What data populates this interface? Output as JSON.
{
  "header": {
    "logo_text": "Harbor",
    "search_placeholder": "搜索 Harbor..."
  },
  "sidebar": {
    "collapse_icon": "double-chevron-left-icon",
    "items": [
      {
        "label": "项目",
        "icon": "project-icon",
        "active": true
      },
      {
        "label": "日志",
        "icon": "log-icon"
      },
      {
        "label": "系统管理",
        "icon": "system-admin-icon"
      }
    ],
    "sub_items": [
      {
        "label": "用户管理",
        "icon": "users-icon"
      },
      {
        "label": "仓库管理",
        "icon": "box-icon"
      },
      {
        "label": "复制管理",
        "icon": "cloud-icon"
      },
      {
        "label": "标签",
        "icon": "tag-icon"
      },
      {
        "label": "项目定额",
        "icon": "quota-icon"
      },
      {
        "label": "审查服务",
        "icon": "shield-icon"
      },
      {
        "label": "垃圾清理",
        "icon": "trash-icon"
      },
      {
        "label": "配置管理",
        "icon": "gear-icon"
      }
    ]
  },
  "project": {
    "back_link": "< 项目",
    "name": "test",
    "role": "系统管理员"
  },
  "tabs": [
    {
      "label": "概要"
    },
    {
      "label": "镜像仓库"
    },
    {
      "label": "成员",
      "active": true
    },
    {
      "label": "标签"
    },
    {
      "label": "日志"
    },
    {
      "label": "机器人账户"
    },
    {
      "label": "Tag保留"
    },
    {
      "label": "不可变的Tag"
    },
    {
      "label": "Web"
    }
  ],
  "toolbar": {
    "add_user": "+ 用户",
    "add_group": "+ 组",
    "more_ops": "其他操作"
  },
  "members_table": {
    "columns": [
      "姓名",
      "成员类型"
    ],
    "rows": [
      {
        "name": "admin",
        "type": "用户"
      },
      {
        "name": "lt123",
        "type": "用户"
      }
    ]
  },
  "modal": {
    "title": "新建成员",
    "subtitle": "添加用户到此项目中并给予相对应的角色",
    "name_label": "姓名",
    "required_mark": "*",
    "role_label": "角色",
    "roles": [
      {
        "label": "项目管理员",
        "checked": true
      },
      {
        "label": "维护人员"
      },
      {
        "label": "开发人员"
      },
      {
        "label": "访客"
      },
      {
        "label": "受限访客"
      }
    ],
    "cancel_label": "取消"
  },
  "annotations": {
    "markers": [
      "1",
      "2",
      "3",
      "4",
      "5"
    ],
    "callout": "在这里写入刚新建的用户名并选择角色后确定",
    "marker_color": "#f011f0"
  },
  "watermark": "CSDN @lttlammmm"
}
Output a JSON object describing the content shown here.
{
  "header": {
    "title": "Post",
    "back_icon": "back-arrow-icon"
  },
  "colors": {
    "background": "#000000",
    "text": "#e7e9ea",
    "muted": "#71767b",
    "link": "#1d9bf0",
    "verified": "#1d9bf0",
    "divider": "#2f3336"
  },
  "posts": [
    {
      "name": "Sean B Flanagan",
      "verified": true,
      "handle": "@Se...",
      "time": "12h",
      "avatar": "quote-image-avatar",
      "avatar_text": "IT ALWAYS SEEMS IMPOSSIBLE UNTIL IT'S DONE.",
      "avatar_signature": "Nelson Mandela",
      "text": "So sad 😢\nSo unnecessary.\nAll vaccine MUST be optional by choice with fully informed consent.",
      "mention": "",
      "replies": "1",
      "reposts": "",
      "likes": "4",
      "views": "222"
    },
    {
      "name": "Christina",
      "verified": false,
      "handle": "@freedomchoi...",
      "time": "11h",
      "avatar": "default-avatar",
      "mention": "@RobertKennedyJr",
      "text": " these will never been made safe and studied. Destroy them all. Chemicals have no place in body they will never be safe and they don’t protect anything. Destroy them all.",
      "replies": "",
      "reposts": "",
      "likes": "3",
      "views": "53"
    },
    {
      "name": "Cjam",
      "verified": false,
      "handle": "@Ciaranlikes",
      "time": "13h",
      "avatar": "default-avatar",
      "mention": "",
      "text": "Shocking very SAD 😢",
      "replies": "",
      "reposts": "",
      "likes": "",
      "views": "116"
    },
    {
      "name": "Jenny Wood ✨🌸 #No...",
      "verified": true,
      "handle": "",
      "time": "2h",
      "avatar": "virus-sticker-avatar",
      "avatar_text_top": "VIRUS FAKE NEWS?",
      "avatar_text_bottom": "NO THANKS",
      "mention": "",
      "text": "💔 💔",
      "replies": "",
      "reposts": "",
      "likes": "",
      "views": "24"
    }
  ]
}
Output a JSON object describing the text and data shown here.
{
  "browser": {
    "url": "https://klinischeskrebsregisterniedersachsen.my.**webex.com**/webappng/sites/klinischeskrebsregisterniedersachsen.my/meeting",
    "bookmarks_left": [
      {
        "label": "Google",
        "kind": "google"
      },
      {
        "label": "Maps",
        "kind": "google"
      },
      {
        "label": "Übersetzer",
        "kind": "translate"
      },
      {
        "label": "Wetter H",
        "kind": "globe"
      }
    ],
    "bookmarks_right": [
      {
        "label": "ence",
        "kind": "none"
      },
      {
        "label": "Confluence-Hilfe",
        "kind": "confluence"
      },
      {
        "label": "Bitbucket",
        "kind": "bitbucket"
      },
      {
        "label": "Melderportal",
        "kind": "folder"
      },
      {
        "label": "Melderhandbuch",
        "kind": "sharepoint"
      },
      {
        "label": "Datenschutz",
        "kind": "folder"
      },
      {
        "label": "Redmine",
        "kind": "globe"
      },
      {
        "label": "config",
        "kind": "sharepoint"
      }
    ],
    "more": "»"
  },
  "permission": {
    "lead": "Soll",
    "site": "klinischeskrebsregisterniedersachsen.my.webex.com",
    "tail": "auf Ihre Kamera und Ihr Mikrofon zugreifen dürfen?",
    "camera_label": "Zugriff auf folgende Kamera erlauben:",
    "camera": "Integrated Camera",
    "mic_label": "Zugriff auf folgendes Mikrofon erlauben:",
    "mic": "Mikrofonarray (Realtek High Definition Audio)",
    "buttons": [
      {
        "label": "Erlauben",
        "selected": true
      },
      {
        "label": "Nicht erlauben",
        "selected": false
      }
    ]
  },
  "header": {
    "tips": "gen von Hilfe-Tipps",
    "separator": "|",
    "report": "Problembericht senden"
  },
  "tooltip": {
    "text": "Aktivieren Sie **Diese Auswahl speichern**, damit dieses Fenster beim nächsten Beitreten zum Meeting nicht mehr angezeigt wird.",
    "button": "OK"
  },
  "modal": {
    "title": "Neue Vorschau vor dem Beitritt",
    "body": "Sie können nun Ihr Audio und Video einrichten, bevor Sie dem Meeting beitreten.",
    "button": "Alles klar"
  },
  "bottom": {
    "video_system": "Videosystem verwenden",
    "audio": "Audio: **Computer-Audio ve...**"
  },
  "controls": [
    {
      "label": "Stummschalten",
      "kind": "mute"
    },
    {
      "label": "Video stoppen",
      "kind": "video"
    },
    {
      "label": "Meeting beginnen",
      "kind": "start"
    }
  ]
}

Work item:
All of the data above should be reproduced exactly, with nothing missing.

Task output:
What data populates this interface? Output as JSON.
{
  "header": {
    "logo_text": "Harbor",
    "search_placeholder": "搜索 Harbor..."
  },
  "sidebar": {
    "collapse_icon": "double-chevron-left-icon",
    "items": [
      {
        "label": "项目",
        "icon": "project-icon",
        "active": true
      },
      {
        "label": "日志",
        "icon": "log-icon"
      },
      {
        "label": "系统管理",
        "icon": "system-admin-icon"
      }
    ],
    "sub_items": [
      {
        "label": "用户管理",
        "icon": "users-icon"
      },
      {
        "label": "仓库管理",
        "icon": "box-icon"
      },
      {
        "label": "复制管理",
        "icon": "cloud-icon"
      },
      {
        "label": "标签",
        "icon": "tag-icon"
      },
      {
        "label": "项目定额",
        "icon": "quota-icon"
      },
      {
        "label": "审查服务",
        "icon": "shield-icon"
      },
      {
        "label": "垃圾清理",
        "icon": "trash-icon"
      },
      {
        "label": "配置管理",
        "icon": "gear-icon"
      }
    ]
  },
  "project": {
    "back_link": "< 项目",
    "name": "test",
    "role": "系统管理员"
  },
  "tabs": [
    {
      "label": "概要"
    },
    {
      "label": "镜像仓库"
    },
    {
      "label": "成员",
      "active": true
    },
    {
      "label": "标签"
    },
    {
      "label": "日志"
    },
    {
      "label": "机器人账户"
    },
    {
      "label": "Tag保留"
    },
    {
      "label": "不可变的Tag"
    },
    {
      "label": "Web"
    }
  ],
  "toolbar": {
    "add_user": "+ 用户",
    "add_group": "+ 组",
    "more_ops": "其他操作"
  },
  "members_table": {
    "columns": [
      "姓名",
      "成员类型"
    ],
    "rows": [
      {
        "name": "admin",
        "type": "用户"
      },
      {
        "name": "lt123",
        "type": "用户"
      }
    ]
  },
  "modal": {
    "title": "新建成员",
    "subtitle": "添加用户到此项目中并给予相对应的角色",
    "name_label": "姓名",
    "required_mark": "*",
    "role_label": "角色",
    "roles": [
      {
        "label": "项目管理员",
        "checked": true
      },
      {
        "label": "维护人员"
      },
      {
        "label": "开发人员"
      },
      {
        "label": "访客"
      },
      {
        "label": "受限访客"
      }
    ],
    "cancel_label": "取消"
  },
  "annotations": {
    "markers": [
      "1",
      "2",
      "3",
      "4",
      "5"
    ],
    "callout": "在这里写入刚新建的用户名并选择角色后确定",
    "marker_color": "#f011f0"
  },
  "watermark": "CSDN @lttlammmm"
}
Output a JSON object describing the content shown here.
{
  "header": {
    "title": "Post",
    "back_icon": "back-arrow-icon"
  },
  "colors": {
    "background": "#000000",
    "text": "#e7e9ea",
    "muted": "#71767b",
    "link": "#1d9bf0",
    "verified": "#1d9bf0",
    "divider": "#2f3336"
  },
  "posts": [
    {
      "name": "Sean B Flanagan",
      "verified": true,
      "handle": "@Se...",
      "time": "12h",
      "avatar": "quote-image-avatar",
      "avatar_text": "IT ALWAYS SEEMS IMPOSSIBLE UNTIL IT'S DONE.",
      "avatar_signature": "Nelson Mandela",
      "text": "So sad 😢\nSo unnecessary.\nAll vaccine MUST be optional by choice with fully informed consent.",
      "mention": "",
      "replies": "1",
      "reposts": "",
      "likes": "4",
      "views": "222"
    },
    {
      "name": "Christina",
      "verified": false,
      "handle": "@freedomchoi...",
      "time": "11h",
      "avatar": "default-avatar",
      "mention": "@RobertKennedyJr",
      "text": " these will never been made safe and studied. Destroy them all. Chemicals have no place in body they will never be safe and they don’t protect anything. Destroy them all.",
      "replies": "",
      "reposts": "",
      "likes": "3",
      "views": "53"
    },
    {
      "name": "Cjam",
      "verified": false,
      "handle": "@Ciaranlikes",
      "time": "13h",
      "avatar": "default-avatar",
      "mention": "",
      "text": "Shocking very SAD 😢",
      "replies": "",
      "reposts": "",
      "likes": "",
      "views": "116"
    },
    {
      "name": "Jenny Wood ✨🌸 #No...",
      "verified": true,
      "handle": "",
      "time": "2h",
      "avatar": "virus-sticker-avatar",
      "avatar_text_top": "VIRUS FAKE NEWS?",
      "avatar_text_bottom": "NO THANKS",
      "mention": "",
      "text": "💔 💔",
      "replies": "",
      "reposts": "",
      "likes": "",
      "views": "24"
    }
  ]
}
Output a JSON object describing the text and data shown here.
{
  "browser": {
    "url": "https://klinischeskrebsregisterniedersachsen.my.**webex.com**/webappng/sites/klinischeskrebsregisterniedersachsen.my/meeting",
    "bookmarks_left": [
      {
        "label": "Google",
        "kind": "google"
      },
      {
        "label": "Maps",
        "kind": "google"
      },
      {
        "label": "Übersetzer",
        "kind": "translate"
      },
      {
        "label": "Wetter H",
        "kind": "globe"
      }
    ],
    "bookmarks_right": [
      {
        "label": "ence",
        "kind": "none"
      },
      {
        "label": "Confluence-Hilfe",
        "kind": "confluence"
      },
      {
        "label": "Bitbucket",
        "kind": "bitbucket"
      },
      {
        "label": "Melderportal",
        "kind": "folder"
      },
      {
        "label": "Melderhandbuch",
        "kind": "sharepoint"
      },
      {
        "label": "Datenschutz",
        "kind": "folder"
      },
      {
        "label": "Redmine",
        "kind": "globe"
      },
      {
        "label": "config",
        "kind": "sharepoint"
      }
    ],
    "more": "»"
  },
  "permission": {
    "lead": "Soll",
    "site": "klinischeskrebsregisterniedersachsen.my.webex.com",
    "tail": "auf Ihre Kamera und Ihr Mikrofon zugreifen dürfen?",
    "camera_label": "Zugriff auf folgende Kamera erlauben:",
    "camera": "Integrated Camera",
    "mic_label": "Zugriff auf folgendes Mikrofon erlauben:",
    "mic": "Mikrofonarray (Realtek High Definition Audio)",
    "buttons": [
      {
        "label": "Erlauben",
        "selected": true
      },
      {
        "label": "Nicht erlauben",
        "selected": false
      }
    ]
  },
  "header": {
    "tips": "gen von Hilfe-Tipps",
    "separator": "|",
    "report": "Problembericht senden"
  },
  "tooltip": {
    "text": "Aktivieren Sie **Diese Auswahl speichern**, damit dieses Fenster beim nächsten Beitreten zum Meeting nicht mehr angezeigt wird.",
    "button": "OK"
  },
  "modal": {
    "title": "Neue Vorschau vor dem Beitritt",
    "body": "Sie können nun Ihr Audio und Video einrichten, bevor Sie dem Meeting beitreten.",
    "button": "Alles klar"
  },
  "bottom": {
    "video_system": "Videosystem verwenden",
    "audio": "Audio: **Computer-Audio ve...**"
  },
  "controls": [
    {
      "label": "Stummschalten",
      "kind": "mute"
    },
    {
      "label": "Video stoppen",
      "kind": "video"
    },
    {
      "label": "Meeting beginnen",
      "kind": "start"
    }
  ]
}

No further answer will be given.